Record extracts Start Marker
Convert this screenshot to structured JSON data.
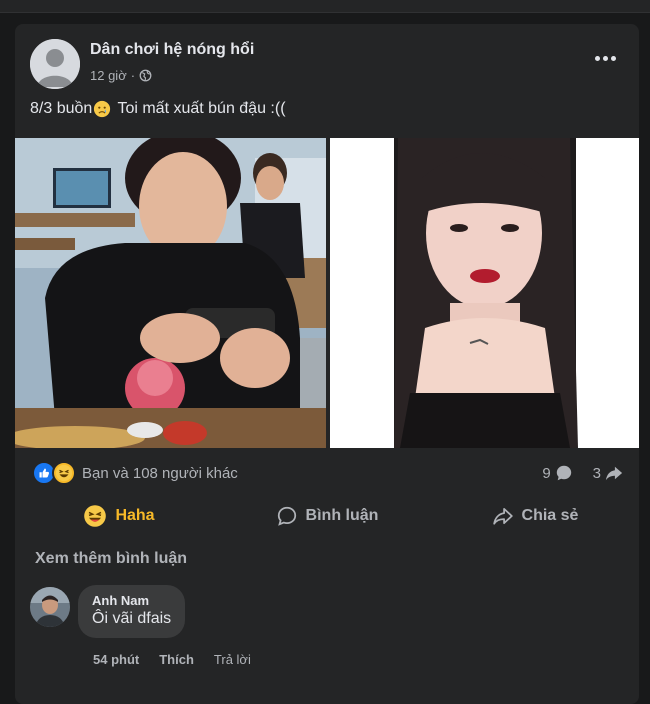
{
  "post": {
    "author": "Dân chơi hệ nóng hổi",
    "time": "12 giờ",
    "separator": "·",
    "privacy_icon": "globe-icon",
    "caption_before": "8/3 buồn",
    "caption_emoji": "sad-crying-face-emoji",
    "caption_after": " Toi mất xuất bún đậu :(("
  },
  "reactions": {
    "icons": [
      "like-icon",
      "haha-icon"
    ],
    "summary": "Bạn và 108 người khác",
    "comments_count": "9",
    "shares_count": "3"
  },
  "actions": {
    "reaction_label": "Haha",
    "comment_label": "Bình luận",
    "share_label": "Chia sẻ"
  },
  "comments": {
    "view_more": "Xem thêm bình luận",
    "items": [
      {
        "author": "Anh Nam",
        "text": "Ôi vãi dfais",
        "time": "54 phút",
        "like_label": "Thích",
        "reply_label": "Trả lời"
      }
    ]
  },
  "colors": {
    "background": "#18191a",
    "card": "#242526",
    "text_primary": "#e4e6eb",
    "text_secondary": "#b0b3b8",
    "haha_active": "#f7b928",
    "like_blue": "#1877f2"
  }
}
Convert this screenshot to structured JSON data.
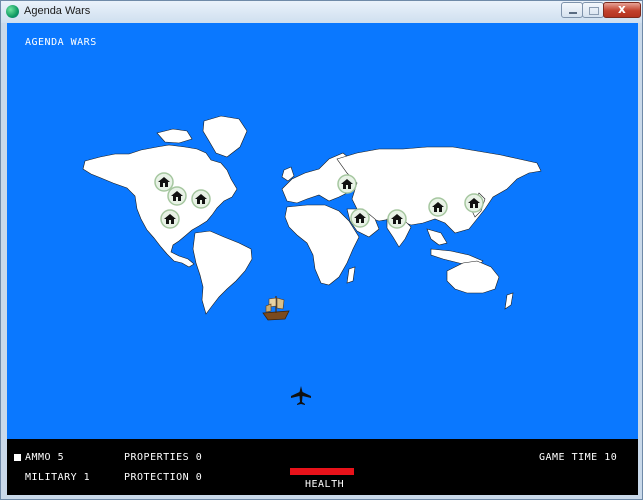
{
  "window": {
    "title": "Agenda Wars"
  },
  "game": {
    "title_label": "AGENDA WARS",
    "hud": {
      "ammo": "AMMO 5",
      "military": "MILITARY 1",
      "properties": "PROPERTIES 0",
      "protection": "PROTECTION 0",
      "game_time": "GAME TIME 10",
      "health_label": "HEALTH",
      "health_value": 1.0
    },
    "colors": {
      "sky": "#0a78ff",
      "land": "#ffffff",
      "hud": "#000000",
      "health": "#e8121a"
    },
    "icons": {
      "property": "house-icon",
      "player": "airplane-icon",
      "enemy": "ship-icon"
    }
  }
}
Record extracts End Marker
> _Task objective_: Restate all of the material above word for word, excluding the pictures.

> _Result of the exercise_:
Convert this screenshot to structured JSON data.
{
  "post": {
    "author": "Dân chơi hệ nóng hổi",
    "time": "12 giờ",
    "separator": "·",
    "privacy_icon": "globe-icon",
    "caption_before": "8/3 buồn",
    "caption_emoji": "sad-crying-face-emoji",
    "caption_after": " Toi mất xuất bún đậu :(("
  },
  "reactions": {
    "icons": [
      "like-icon",
      "haha-icon"
    ],
    "summary": "Bạn và 108 người khác",
    "comments_count": "9",
    "shares_count": "3"
  },
  "actions": {
    "reaction_label": "Haha",
    "comment_label": "Bình luận",
    "share_label": "Chia sẻ"
  },
  "comments": {
    "view_more": "Xem thêm bình luận",
    "items": [
      {
        "author": "Anh Nam",
        "text": "Ôi vãi dfais",
        "time": "54 phút",
        "like_label": "Thích",
        "reply_label": "Trả lời"
      }
    ]
  },
  "colors": {
    "background": "#18191a",
    "card": "#242526",
    "text_primary": "#e4e6eb",
    "text_secondary": "#b0b3b8",
    "haha_active": "#f7b928",
    "like_blue": "#1877f2"
  }
}
Convert this screenshot to structured JSON data.
{
  "window": {
    "title": "Agenda Wars"
  },
  "game": {
    "title_label": "AGENDA WARS",
    "hud": {
      "ammo": "AMMO 5",
      "military": "MILITARY 1",
      "properties": "PROPERTIES 0",
      "protection": "PROTECTION 0",
      "game_time": "GAME TIME 10",
      "health_label": "HEALTH",
      "health_value": 1.0
    },
    "colors": {
      "sky": "#0a78ff",
      "land": "#ffffff",
      "hud": "#000000",
      "health": "#e8121a"
    },
    "icons": {
      "property": "house-icon",
      "player": "airplane-icon",
      "enemy": "ship-icon"
    }
  }
}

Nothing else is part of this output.